Financial Conduct Authority  

FCA sends advisers revamped Covid surveys

FCA sends advisers revamped Covid surveys
REUTERS/Toby Melville

The Financial Conduct Authority has sent advisers another survey but this time has dropped reference to "Covid-19" in the survey title and “simplified” the format to make it easier to complete.

Advisers have historically bemoaned such surveys, arguing the exercise is simply a box ticking exercise with “no real benefit”.

Today (March 30), the regulator emailed advisers the newly named ‘Financial Resilience Survey’, formerly known as the ‘Covid-19 Impact Survey’.

This is the seventh iteration of the survey, and must be completed in addition to the seventh survey the regulator sent advisers in January

“You will note the title of this data collection has been updated to more accurately reflect its purpose of giving us baseline financial resilience information for our firms,” the regulator said in the email.

“We have also taken the opportunity to simplify the format of the survey form to make for easier completion so it may look a little different.”

FTAdviser understands the regulator changed the layout of the form in response to feedback from firms.

While the design of the survey has changed, the FCA said the information it is asking of advice firms remains the same.

Companies will receive the survey between June 13-17, and must submit their responses within 15 working days of receipt of the survey.

The FCA also confirmed it expects to repeat the newly named survey in the future too.

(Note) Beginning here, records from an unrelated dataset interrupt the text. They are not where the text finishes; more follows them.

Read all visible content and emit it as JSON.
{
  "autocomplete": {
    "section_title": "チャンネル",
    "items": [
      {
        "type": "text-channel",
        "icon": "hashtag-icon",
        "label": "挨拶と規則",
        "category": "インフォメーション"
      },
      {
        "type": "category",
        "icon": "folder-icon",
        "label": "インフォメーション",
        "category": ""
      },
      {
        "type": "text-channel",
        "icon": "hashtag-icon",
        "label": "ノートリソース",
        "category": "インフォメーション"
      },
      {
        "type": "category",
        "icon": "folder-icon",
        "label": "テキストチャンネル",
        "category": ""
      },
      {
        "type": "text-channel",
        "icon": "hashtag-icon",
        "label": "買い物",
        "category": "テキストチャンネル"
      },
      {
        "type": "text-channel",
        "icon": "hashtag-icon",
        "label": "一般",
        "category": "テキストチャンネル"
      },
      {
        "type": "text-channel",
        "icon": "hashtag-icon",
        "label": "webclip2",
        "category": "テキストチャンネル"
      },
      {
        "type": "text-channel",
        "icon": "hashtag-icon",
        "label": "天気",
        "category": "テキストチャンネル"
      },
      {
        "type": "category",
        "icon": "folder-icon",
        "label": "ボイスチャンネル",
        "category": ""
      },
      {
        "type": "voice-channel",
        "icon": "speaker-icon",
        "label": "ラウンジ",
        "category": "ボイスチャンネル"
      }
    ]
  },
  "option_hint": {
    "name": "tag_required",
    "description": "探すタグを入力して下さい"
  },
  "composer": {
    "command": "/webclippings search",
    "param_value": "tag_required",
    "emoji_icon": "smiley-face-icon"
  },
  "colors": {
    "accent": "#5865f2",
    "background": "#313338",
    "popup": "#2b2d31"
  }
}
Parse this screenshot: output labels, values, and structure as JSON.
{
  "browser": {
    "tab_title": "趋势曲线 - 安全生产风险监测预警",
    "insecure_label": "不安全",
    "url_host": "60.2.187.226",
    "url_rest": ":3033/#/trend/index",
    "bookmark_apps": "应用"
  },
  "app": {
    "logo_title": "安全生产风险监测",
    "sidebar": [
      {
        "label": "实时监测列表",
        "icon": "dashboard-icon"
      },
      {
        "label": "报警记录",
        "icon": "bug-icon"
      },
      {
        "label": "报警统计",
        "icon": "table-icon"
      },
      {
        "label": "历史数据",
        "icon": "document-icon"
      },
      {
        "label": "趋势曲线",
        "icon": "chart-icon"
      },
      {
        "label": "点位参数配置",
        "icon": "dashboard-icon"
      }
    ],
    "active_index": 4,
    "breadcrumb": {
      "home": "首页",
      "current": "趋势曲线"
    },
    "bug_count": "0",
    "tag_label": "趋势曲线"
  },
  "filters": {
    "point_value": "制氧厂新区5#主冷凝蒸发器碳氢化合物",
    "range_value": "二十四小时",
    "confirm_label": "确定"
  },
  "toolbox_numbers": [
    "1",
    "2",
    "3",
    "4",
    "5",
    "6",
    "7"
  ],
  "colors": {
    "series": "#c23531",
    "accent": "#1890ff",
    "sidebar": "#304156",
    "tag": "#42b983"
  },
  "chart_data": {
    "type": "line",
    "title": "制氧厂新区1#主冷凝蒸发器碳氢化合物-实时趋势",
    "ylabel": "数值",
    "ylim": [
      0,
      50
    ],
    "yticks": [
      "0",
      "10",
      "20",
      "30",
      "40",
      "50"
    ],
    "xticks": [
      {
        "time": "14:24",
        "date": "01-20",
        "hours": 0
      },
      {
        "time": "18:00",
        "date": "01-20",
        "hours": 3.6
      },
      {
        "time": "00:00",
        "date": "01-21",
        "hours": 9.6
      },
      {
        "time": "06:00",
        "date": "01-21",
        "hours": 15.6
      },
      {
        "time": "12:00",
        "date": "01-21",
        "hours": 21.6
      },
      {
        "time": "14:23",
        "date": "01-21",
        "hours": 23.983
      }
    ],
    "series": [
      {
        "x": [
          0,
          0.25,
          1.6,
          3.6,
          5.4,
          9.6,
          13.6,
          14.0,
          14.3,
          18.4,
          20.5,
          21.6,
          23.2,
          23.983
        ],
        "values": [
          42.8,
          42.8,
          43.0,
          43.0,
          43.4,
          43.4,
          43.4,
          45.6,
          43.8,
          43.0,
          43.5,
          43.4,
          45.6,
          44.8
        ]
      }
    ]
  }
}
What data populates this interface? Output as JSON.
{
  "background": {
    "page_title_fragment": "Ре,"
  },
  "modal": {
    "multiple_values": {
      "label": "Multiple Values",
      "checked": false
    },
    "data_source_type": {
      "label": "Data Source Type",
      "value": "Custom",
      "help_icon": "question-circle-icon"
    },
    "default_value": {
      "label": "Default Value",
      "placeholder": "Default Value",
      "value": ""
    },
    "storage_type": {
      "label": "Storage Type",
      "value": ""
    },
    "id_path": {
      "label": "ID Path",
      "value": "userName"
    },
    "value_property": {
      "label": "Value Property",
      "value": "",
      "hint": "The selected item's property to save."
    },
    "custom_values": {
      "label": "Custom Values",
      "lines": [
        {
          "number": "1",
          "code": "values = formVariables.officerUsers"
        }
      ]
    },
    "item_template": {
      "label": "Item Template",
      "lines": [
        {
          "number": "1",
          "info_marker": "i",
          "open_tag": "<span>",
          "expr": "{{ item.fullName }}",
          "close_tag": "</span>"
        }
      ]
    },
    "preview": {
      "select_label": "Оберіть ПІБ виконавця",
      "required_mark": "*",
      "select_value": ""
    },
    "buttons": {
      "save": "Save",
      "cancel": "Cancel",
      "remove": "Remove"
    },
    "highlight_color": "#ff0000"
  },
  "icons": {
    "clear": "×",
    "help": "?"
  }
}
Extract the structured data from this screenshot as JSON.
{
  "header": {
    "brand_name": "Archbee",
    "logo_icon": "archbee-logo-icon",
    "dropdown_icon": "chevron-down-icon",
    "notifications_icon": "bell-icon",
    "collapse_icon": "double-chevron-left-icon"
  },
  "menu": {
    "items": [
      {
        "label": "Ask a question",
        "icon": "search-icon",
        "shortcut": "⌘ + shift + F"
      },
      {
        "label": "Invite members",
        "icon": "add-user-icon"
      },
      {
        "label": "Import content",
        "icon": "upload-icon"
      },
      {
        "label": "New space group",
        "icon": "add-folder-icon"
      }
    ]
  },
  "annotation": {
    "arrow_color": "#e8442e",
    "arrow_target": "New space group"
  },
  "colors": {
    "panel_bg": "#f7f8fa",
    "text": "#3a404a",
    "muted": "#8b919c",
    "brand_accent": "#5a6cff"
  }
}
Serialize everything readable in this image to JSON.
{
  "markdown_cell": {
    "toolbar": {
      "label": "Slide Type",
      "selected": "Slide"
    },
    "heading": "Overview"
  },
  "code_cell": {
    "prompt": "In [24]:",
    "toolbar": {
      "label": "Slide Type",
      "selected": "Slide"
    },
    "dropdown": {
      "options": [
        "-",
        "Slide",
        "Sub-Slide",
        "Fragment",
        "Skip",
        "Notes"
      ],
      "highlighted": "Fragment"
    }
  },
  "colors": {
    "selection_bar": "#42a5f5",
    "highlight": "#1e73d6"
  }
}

Adviser at Solomon's Financial Planning, Dominic Thomas, told FTAdviser having "effectively another survey", on top of RMAR returns twice a year, to provide information about profitability and costs for the last quarter "seems a bit pointless".

He said: "If the world markets halved in value, I imagine that most firms would have a serious dent to revenue and some would probably struggle.

"Is this really about the viability of firms or their ability to continue to pay regulatory fees, based on turnover? In any event, its all short-term thinking."

Thomas said the FCA  should target firms which rely heavily on new business, new clients or a specific type of business that may be jeopardised, such as equity release.

"Asking for a basic three month cashflow from an established firm with enough clients is to miss where risk resides."

In the past, a spokesperson for the FCA said the data is important in helping it understand the impact Covid-19 had on firms it regulates, allowing it to identify emerging risks of harm to consumers, the market and competition, and prioritise supervisory interventions.

It is understood that while the surveys are mandatory, not every question will need to be completed so firms should fill the survey in as best as they can.

In its email, the FCA also said there is “a small number” of firms exempt from the survey, for reasons such as where firms have provided related information to the regulator as part of another data collection exercise.